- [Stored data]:
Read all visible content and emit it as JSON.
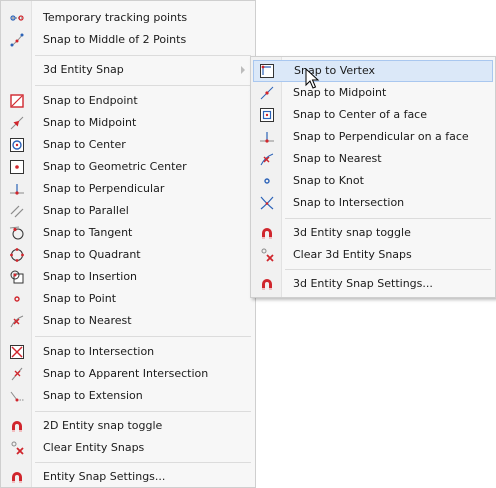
{
  "main_menu": {
    "items": [
      {
        "label": "Temporary tracking points",
        "icon": "tracking-points-icon"
      },
      {
        "label": "Snap to Middle of 2 Points",
        "icon": "midpoint-two-points-icon"
      },
      {
        "label": "3d Entity Snap",
        "icon": "none",
        "submenu": true
      },
      {
        "label": "Snap to Endpoint",
        "icon": "endpoint-icon"
      },
      {
        "label": "Snap to Midpoint",
        "icon": "midpoint-icon"
      },
      {
        "label": "Snap to Center",
        "icon": "center-icon"
      },
      {
        "label": "Snap to Geometric Center",
        "icon": "geometric-center-icon"
      },
      {
        "label": "Snap to Perpendicular",
        "icon": "perpendicular-icon"
      },
      {
        "label": "Snap to Parallel",
        "icon": "parallel-icon"
      },
      {
        "label": "Snap to Tangent",
        "icon": "tangent-icon"
      },
      {
        "label": "Snap to Quadrant",
        "icon": "quadrant-icon"
      },
      {
        "label": "Snap to Insertion",
        "icon": "insertion-icon"
      },
      {
        "label": "Snap to Point",
        "icon": "point-icon"
      },
      {
        "label": "Snap to Nearest",
        "icon": "nearest-icon"
      },
      {
        "label": "Snap to Intersection",
        "icon": "intersection-icon"
      },
      {
        "label": "Snap to Apparent Intersection",
        "icon": "apparent-intersection-icon"
      },
      {
        "label": "Snap to Extension",
        "icon": "extension-icon"
      },
      {
        "label": "2D Entity snap toggle",
        "icon": "magnet-icon"
      },
      {
        "label": "Clear Entity Snaps",
        "icon": "clear-snaps-icon"
      },
      {
        "label": "Entity Snap Settings...",
        "icon": "magnet-icon"
      }
    ]
  },
  "sub_menu": {
    "items": [
      {
        "label": "Snap to Vertex",
        "icon": "vertex-icon",
        "highlighted": true
      },
      {
        "label": "Snap to Midpoint",
        "icon": "midpoint-icon"
      },
      {
        "label": "Snap to Center of a face",
        "icon": "face-center-icon"
      },
      {
        "label": "Snap to Perpendicular on a face",
        "icon": "perpendicular-icon"
      },
      {
        "label": "Snap to Nearest",
        "icon": "nearest-icon"
      },
      {
        "label": "Snap to Knot",
        "icon": "knot-icon"
      },
      {
        "label": "Snap to Intersection",
        "icon": "intersection-icon"
      },
      {
        "label": "3d Entity snap toggle",
        "icon": "magnet-icon"
      },
      {
        "label": "Clear 3d Entity Snaps",
        "icon": "clear-snaps-icon"
      },
      {
        "label": "3d Entity Snap Settings...",
        "icon": "magnet-icon"
      }
    ]
  },
  "colors": {
    "menu_bg": "#f7f7f7",
    "highlight_bg": "#dbe8f8",
    "highlight_border": "#a9c7ef",
    "icon_red": "#d0262d",
    "icon_blue": "#2c63b8"
  }
}
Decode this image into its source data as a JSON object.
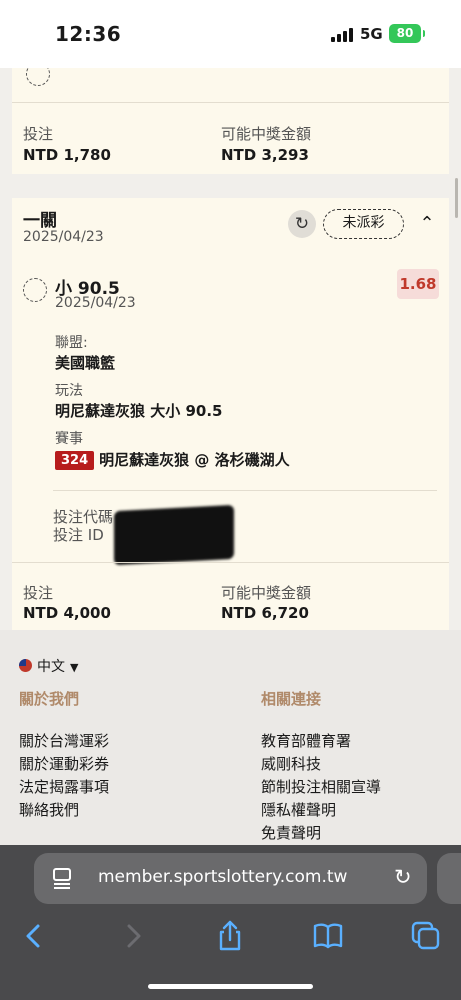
{
  "status_bar": {
    "time": "12:36",
    "network": "5G",
    "battery": "80"
  },
  "bet_card_1": {
    "stake_label": "投注",
    "stake_value": "NTD 1,780",
    "payout_label": "可能中獎金額",
    "payout_value": "NTD 3,293"
  },
  "bet_card_2": {
    "title": "一關",
    "date": "2025/04/23",
    "status": "未派彩",
    "selection": {
      "name": "小 90.5",
      "date": "2025/04/23",
      "odds": "1.68",
      "league_label": "聯盟:",
      "league_value": "美國職籃",
      "play_label": "玩法",
      "play_value": "明尼蘇達灰狼 大小 90.5",
      "match_label": "賽事",
      "match_number": "324",
      "match_value": "明尼蘇達灰狼 @ 洛杉磯湖人"
    },
    "code_label": "投注代碼",
    "id_label": "投注 ID",
    "stake_label": "投注",
    "stake_value": "NTD 4,000",
    "payout_label": "可能中獎金額",
    "payout_value": "NTD 6,720"
  },
  "footer": {
    "language": "中文",
    "col1_heading": "關於我們",
    "col1_links": [
      "關於台灣運彩",
      "關於運動彩券",
      "法定揭露事項",
      "聯絡我們"
    ],
    "col2_heading": "相關連接",
    "col2_links": [
      "教育部體育署",
      "威剛科技",
      "節制投注相關宣導",
      "隱私權聲明",
      "免責聲明"
    ]
  },
  "browser": {
    "url": "member.sportslottery.com.tw"
  },
  "colors": {
    "card_bg": "#fdf9ec",
    "odds_text": "#c0392b",
    "match_badge": "#b71c1c",
    "footer_heading": "#b08a6a",
    "toolbar_icon": "#5ab0ff"
  }
}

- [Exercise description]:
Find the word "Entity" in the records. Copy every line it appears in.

- [Output for this exercise]:
        "label": "3d Entity Snap",
        "label": "2D Entity snap toggle",
        "label": "Clear Entity Snaps",
        "label": "Entity Snap Settings...",
        "label": "3d Entity snap toggle",
        "label": "Clear 3d Entity Snaps",
        "label": "3d Entity Snap Settings...",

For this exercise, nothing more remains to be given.